_WHAT YOU NEED TO DO_
Reproduce the listing below without any change.

_DATASET_

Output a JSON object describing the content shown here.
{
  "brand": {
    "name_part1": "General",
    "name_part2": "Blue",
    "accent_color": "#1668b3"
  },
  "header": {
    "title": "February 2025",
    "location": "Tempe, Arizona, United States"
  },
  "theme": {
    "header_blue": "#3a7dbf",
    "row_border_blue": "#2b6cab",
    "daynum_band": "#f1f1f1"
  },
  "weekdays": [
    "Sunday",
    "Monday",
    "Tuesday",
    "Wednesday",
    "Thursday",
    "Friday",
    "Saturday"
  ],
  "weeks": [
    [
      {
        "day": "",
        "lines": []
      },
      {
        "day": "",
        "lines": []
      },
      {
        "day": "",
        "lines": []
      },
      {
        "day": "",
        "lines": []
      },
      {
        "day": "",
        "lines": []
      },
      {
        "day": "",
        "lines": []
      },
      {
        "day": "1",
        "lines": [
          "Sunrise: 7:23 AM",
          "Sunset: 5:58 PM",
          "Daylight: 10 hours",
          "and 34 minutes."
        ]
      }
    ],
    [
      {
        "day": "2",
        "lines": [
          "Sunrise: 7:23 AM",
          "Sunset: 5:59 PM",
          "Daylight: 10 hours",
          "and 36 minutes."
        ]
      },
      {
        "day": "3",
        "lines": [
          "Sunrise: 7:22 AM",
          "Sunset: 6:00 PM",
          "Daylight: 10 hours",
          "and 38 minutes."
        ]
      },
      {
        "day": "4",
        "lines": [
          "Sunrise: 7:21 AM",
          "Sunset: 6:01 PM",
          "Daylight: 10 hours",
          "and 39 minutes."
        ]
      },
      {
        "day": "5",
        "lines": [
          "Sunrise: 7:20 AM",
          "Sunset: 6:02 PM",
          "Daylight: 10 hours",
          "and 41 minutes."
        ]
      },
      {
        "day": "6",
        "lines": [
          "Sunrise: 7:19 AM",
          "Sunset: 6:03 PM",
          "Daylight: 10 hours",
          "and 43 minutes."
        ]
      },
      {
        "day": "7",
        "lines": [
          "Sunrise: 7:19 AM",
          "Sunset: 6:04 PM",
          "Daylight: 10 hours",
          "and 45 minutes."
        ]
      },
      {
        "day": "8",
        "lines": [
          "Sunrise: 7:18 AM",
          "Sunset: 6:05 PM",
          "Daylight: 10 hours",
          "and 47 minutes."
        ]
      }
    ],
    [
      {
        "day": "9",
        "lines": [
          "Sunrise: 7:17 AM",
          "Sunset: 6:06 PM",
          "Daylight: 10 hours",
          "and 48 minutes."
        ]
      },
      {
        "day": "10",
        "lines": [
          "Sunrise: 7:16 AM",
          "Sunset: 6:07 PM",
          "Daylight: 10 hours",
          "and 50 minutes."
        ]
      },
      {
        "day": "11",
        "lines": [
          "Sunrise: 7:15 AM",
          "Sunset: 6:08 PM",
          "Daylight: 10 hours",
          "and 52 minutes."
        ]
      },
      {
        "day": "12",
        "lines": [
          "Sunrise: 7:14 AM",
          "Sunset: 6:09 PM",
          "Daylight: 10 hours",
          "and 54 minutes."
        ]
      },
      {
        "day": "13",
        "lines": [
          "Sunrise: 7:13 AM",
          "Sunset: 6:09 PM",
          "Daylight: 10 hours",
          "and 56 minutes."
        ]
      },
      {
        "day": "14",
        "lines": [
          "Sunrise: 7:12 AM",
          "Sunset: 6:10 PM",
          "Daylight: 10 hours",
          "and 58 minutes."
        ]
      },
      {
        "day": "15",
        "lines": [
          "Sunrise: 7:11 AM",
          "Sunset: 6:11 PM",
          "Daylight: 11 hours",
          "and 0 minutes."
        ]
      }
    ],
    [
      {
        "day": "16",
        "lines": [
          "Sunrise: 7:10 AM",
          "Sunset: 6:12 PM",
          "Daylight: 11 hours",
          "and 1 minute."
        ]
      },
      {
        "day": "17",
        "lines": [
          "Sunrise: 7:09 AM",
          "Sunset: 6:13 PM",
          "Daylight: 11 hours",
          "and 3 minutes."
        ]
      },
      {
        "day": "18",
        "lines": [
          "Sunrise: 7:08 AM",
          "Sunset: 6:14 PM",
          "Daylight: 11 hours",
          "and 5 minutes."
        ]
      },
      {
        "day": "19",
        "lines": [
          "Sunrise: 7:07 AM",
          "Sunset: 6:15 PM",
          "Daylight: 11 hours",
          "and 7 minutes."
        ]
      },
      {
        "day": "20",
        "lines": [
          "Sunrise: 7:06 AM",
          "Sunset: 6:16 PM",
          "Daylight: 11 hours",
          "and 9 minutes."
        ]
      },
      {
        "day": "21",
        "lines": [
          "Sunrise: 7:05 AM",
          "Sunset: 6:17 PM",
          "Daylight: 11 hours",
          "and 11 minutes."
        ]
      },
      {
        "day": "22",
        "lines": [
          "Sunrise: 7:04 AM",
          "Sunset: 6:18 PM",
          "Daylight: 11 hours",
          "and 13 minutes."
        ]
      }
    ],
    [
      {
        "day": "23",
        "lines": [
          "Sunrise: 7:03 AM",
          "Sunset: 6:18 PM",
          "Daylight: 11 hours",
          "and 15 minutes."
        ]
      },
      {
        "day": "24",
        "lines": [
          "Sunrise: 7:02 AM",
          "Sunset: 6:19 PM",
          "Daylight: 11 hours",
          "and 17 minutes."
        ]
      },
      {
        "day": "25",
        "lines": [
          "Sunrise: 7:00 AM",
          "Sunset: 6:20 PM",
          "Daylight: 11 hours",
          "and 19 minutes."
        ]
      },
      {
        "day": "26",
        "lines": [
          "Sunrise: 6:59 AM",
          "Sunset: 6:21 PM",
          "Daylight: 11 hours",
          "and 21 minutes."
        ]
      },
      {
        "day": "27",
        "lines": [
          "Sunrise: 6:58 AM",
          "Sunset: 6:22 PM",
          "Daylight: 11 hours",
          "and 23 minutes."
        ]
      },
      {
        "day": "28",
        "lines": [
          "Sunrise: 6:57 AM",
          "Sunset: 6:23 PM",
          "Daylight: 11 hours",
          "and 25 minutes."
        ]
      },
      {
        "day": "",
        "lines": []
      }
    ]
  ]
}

_OUTPUT FOR THIS TASK_
Output a JSON object describing the content shown here.
{
  "brand": {
    "name_part1": "General",
    "name_part2": "Blue",
    "accent_color": "#1668b3"
  },
  "header": {
    "title": "February 2025",
    "location": "Tempe, Arizona, United States"
  },
  "theme": {
    "header_blue": "#3a7dbf",
    "row_border_blue": "#2b6cab",
    "daynum_band": "#f1f1f1"
  },
  "weekdays": [
    "Sunday",
    "Monday",
    "Tuesday",
    "Wednesday",
    "Thursday",
    "Friday",
    "Saturday"
  ],
  "weeks": [
    [
      {
        "day": "",
        "lines": []
      },
      {
        "day": "",
        "lines": []
      },
      {
        "day": "",
        "lines": []
      },
      {
        "day": "",
        "lines": []
      },
      {
        "day": "",
        "lines": []
      },
      {
        "day": "",
        "lines": []
      },
      {
        "day": "1",
        "lines": [
          "Sunrise: 7:23 AM",
          "Sunset: 5:58 PM",
          "Daylight: 10 hours",
          "and 34 minutes."
        ]
      }
    ],
    [
      {
        "day": "2",
        "lines": [
          "Sunrise: 7:23 AM",
          "Sunset: 5:59 PM",
          "Daylight: 10 hours",
          "and 36 minutes."
        ]
      },
      {
        "day": "3",
        "lines": [
          "Sunrise: 7:22 AM",
          "Sunset: 6:00 PM",
          "Daylight: 10 hours",
          "and 38 minutes."
        ]
      },
      {
        "day": "4",
        "lines": [
          "Sunrise: 7:21 AM",
          "Sunset: 6:01 PM",
          "Daylight: 10 hours",
          "and 39 minutes."
        ]
      },
      {
        "day": "5",
        "lines": [
          "Sunrise: 7:20 AM",
          "Sunset: 6:02 PM",
          "Daylight: 10 hours",
          "and 41 minutes."
        ]
      },
      {
        "day": "6",
        "lines": [
          "Sunrise: 7:19 AM",
          "Sunset: 6:03 PM",
          "Daylight: 10 hours",
          "and 43 minutes."
        ]
      },
      {
        "day": "7",
        "lines": [
          "Sunrise: 7:19 AM",
          "Sunset: 6:04 PM",
          "Daylight: 10 hours",
          "and 45 minutes."
        ]
      },
      {
        "day": "8",
        "lines": [
          "Sunrise: 7:18 AM",
          "Sunset: 6:05 PM",
          "Daylight: 10 hours",
          "and 47 minutes."
        ]
      }
    ],
    [
      {
        "day": "9",
        "lines": [
          "Sunrise: 7:17 AM",
          "Sunset: 6:06 PM",
          "Daylight: 10 hours",
          "and 48 minutes."
        ]
      },
      {
        "day": "10",
        "lines": [
          "Sunrise: 7:16 AM",
          "Sunset: 6:07 PM",
          "Daylight: 10 hours",
          "and 50 minutes."
        ]
      },
      {
        "day": "11",
        "lines": [
          "Sunrise: 7:15 AM",
          "Sunset: 6:08 PM",
          "Daylight: 10 hours",
          "and 52 minutes."
        ]
      },
      {
        "day": "12",
        "lines": [
          "Sunrise: 7:14 AM",
          "Sunset: 6:09 PM",
          "Daylight: 10 hours",
          "and 54 minutes."
        ]
      },
      {
        "day": "13",
        "lines": [
          "Sunrise: 7:13 AM",
          "Sunset: 6:09 PM",
          "Daylight: 10 hours",
          "and 56 minutes."
        ]
      },
      {
        "day": "14",
        "lines": [
          "Sunrise: 7:12 AM",
          "Sunset: 6:10 PM",
          "Daylight: 10 hours",
          "and 58 minutes."
        ]
      },
      {
        "day": "15",
        "lines": [
          "Sunrise: 7:11 AM",
          "Sunset: 6:11 PM",
          "Daylight: 11 hours",
          "and 0 minutes."
        ]
      }
    ],
    [
      {
        "day": "16",
        "lines": [
          "Sunrise: 7:10 AM",
          "Sunset: 6:12 PM",
          "Daylight: 11 hours",
          "and 1 minute."
        ]
      },
      {
        "day": "17",
        "lines": [
          "Sunrise: 7:09 AM",
          "Sunset: 6:13 PM",
          "Daylight: 11 hours",
          "and 3 minutes."
        ]
      },
      {
        "day": "18",
        "lines": [
          "Sunrise: 7:08 AM",
          "Sunset: 6:14 PM",
          "Daylight: 11 hours",
          "and 5 minutes."
        ]
      },
      {
        "day": "19",
        "lines": [
          "Sunrise: 7:07 AM",
          "Sunset: 6:15 PM",
          "Daylight: 11 hours",
          "and 7 minutes."
        ]
      },
      {
        "day": "20",
        "lines": [
          "Sunrise: 7:06 AM",
          "Sunset: 6:16 PM",
          "Daylight: 11 hours",
          "and 9 minutes."
        ]
      },
      {
        "day": "21",
        "lines": [
          "Sunrise: 7:05 AM",
          "Sunset: 6:17 PM",
          "Daylight: 11 hours",
          "and 11 minutes."
        ]
      },
      {
        "day": "22",
        "lines": [
          "Sunrise: 7:04 AM",
          "Sunset: 6:18 PM",
          "Daylight: 11 hours",
          "and 13 minutes."
        ]
      }
    ],
    [
      {
        "day": "23",
        "lines": [
          "Sunrise: 7:03 AM",
          "Sunset: 6:18 PM",
          "Daylight: 11 hours",
          "and 15 minutes."
        ]
      },
      {
        "day": "24",
        "lines": [
          "Sunrise: 7:02 AM",
          "Sunset: 6:19 PM",
          "Daylight: 11 hours",
          "and 17 minutes."
        ]
      },
      {
        "day": "25",
        "lines": [
          "Sunrise: 7:00 AM",
          "Sunset: 6:20 PM",
          "Daylight: 11 hours",
          "and 19 minutes."
        ]
      },
      {
        "day": "26",
        "lines": [
          "Sunrise: 6:59 AM",
          "Sunset: 6:21 PM",
          "Daylight: 11 hours",
          "and 21 minutes."
        ]
      },
      {
        "day": "27",
        "lines": [
          "Sunrise: 6:58 AM",
          "Sunset: 6:22 PM",
          "Daylight: 11 hours",
          "and 23 minutes."
        ]
      },
      {
        "day": "28",
        "lines": [
          "Sunrise: 6:57 AM",
          "Sunset: 6:23 PM",
          "Daylight: 11 hours",
          "and 25 minutes."
        ]
      },
      {
        "day": "",
        "lines": []
      }
    ]
  ]
}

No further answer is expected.